### What you need to do
Here you must reproduce each line of the data exactly.

### Supplied information
▼
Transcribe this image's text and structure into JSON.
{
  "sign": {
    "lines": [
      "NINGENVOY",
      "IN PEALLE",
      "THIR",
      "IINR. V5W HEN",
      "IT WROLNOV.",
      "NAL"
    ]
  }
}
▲
### Answer box
Transcribe this image's text and structure into JSON.
{
  "sign": {
    "lines": [
      "NINGENVOY",
      "IN PEALLE",
      "THIR",
      "IINR. V5W HEN",
      "IT WROLNOV.",
      "NAL"
    ]
  }
}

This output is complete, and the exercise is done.